2 bitsCottonwood Heights, UTLet's make a deal....I'll support Hobby Lobby's right to not cover birth control,
if Hobby Lobby agrees to provide for the life of any child born without
slcdenizen,RE: "until other non-christian religions begin demanding
the right to excersize their beliefs"...Non-christian business
owners already demand the right to exercise their beliefs, and not be forced by
government to violate their religious beliefs. Here's one
example.... a Muslim restaurant owner refuses to serve pork in their restaurant.
Non-Christian business owners want to live their faith too. And I don't
hear anybody complaining. So your assumption is false (that they would flip if
a business owner of another faith wanted to run his business AND not violate his
faith).===The situations are not identical. But there
ARE people of other faiths who expect to be able to own a business and still
observe their faith. And no religious zealot right-wingers complain.

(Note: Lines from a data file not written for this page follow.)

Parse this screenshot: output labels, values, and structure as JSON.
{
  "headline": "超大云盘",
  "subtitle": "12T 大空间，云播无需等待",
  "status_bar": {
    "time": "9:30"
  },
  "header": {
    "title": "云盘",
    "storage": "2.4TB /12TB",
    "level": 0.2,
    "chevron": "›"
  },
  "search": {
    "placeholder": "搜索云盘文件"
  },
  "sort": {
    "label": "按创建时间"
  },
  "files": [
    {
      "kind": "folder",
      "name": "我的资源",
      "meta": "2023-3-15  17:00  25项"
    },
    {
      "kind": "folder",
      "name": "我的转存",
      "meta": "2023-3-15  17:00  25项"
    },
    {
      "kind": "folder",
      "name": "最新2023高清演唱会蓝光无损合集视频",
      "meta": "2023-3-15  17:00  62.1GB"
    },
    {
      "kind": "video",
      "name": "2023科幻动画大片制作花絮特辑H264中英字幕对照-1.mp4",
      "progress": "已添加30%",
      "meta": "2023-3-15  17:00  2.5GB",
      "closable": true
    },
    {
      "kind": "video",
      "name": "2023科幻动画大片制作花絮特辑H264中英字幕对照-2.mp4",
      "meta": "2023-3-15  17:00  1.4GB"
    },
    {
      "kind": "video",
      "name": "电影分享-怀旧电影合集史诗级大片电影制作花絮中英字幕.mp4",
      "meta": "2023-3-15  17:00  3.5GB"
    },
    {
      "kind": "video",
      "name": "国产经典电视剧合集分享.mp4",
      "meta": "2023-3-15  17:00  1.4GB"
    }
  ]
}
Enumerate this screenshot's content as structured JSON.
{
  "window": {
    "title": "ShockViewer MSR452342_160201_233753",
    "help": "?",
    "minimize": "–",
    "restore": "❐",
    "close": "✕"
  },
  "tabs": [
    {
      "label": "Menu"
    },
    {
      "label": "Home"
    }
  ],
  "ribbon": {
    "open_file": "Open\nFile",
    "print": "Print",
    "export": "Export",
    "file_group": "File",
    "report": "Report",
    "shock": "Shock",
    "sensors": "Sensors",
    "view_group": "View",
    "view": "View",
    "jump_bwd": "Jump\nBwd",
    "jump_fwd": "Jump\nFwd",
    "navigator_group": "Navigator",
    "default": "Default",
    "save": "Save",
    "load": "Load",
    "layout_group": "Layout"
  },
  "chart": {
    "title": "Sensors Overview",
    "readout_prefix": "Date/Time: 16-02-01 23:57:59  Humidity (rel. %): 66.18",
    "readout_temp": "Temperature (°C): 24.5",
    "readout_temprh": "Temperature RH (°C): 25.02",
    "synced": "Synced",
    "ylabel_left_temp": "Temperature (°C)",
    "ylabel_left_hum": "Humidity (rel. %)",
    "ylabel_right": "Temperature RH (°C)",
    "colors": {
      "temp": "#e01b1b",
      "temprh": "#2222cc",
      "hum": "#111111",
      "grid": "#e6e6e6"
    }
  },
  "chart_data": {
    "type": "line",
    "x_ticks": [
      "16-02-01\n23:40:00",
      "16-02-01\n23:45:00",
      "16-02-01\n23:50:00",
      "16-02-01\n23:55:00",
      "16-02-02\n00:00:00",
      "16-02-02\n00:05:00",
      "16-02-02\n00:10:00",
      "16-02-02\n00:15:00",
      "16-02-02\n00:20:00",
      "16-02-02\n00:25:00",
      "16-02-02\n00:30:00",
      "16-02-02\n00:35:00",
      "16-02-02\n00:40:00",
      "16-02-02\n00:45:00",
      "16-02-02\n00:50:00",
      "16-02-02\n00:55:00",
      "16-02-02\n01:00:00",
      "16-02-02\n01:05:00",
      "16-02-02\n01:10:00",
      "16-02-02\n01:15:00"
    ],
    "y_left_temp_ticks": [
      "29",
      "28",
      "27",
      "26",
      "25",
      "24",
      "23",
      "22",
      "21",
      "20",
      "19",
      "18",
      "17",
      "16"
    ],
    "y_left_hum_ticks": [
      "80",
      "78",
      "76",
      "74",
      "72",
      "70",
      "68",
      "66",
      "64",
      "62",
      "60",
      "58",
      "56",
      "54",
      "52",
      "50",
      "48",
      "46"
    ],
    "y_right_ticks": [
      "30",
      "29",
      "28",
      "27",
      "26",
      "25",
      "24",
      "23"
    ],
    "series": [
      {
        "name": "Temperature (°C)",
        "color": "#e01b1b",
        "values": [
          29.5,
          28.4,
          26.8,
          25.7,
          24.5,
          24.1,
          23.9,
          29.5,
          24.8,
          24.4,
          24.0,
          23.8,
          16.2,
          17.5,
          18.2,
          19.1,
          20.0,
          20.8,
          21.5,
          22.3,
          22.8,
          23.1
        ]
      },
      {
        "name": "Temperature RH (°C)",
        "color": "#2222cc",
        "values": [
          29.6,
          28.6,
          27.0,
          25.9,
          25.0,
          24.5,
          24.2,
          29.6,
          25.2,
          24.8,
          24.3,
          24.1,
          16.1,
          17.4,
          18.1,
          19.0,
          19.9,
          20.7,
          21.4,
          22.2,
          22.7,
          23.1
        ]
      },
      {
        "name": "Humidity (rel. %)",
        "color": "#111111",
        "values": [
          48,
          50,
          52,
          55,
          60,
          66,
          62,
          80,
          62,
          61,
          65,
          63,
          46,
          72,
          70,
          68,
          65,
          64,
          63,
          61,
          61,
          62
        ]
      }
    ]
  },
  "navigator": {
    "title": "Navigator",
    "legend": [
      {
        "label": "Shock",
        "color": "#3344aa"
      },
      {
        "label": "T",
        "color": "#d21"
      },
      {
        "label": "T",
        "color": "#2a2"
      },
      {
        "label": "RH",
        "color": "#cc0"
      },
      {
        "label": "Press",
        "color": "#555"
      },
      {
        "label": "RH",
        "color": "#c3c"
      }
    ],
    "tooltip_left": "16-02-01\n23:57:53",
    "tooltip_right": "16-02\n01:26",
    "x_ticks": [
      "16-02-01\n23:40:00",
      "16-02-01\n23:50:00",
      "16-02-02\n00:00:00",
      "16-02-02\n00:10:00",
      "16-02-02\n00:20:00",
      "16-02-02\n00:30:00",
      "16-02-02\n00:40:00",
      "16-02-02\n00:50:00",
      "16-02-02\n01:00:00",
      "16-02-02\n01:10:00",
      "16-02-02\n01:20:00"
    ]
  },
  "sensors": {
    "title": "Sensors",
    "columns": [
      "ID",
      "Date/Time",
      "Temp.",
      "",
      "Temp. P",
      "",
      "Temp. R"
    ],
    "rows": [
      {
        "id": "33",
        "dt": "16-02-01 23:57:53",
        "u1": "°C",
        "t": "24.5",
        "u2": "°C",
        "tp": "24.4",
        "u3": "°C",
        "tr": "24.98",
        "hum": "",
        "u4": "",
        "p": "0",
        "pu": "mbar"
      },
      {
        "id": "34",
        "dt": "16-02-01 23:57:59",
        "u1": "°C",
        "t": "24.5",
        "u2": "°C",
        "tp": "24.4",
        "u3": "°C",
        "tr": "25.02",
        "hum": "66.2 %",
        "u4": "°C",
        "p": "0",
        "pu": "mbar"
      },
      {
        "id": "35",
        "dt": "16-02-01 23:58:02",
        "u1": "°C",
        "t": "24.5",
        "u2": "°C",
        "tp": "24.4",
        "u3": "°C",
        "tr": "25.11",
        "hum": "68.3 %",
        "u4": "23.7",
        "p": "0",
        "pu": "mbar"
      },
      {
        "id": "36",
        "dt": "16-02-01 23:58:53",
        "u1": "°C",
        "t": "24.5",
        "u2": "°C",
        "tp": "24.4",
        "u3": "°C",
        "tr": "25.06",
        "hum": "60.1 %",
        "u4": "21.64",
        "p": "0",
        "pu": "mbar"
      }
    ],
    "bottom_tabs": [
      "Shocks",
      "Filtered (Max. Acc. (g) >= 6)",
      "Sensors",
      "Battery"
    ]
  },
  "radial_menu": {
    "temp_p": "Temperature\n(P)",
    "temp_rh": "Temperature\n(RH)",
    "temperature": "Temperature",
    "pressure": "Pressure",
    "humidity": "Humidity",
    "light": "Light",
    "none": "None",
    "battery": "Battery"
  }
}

So your
pre-judgement of them was wrong.===I agree that just
providing insurance that provides things that violate your religious beliefs is
not YOU violating your religious beliefs (so I don't side with HobyLoby).
But nobody flips when a business owner of another faith demands the right to
exercises their beliefs. And I would not support a government
mandate that all business owners must serve pork.
When Hobby Lobby files a 501.c [not for profit], they can preach religion
all they want to.Businesses are NOT Religions.and visa
Denizen is correct; if you concede to one you concede to all, including a whole
bunch you want nothing to do with. The only workable solution is separation.
So clever, such great wit, until other non-christian religions begin demanding
the right to excersize their beliefs and the same crowd this contributor belongs
to will switch sides and want the separation of church and state enforced.
But Jenica, corporations are people too. I have it on good authority. So
let's just baptize Hobby Lobby and get it over with.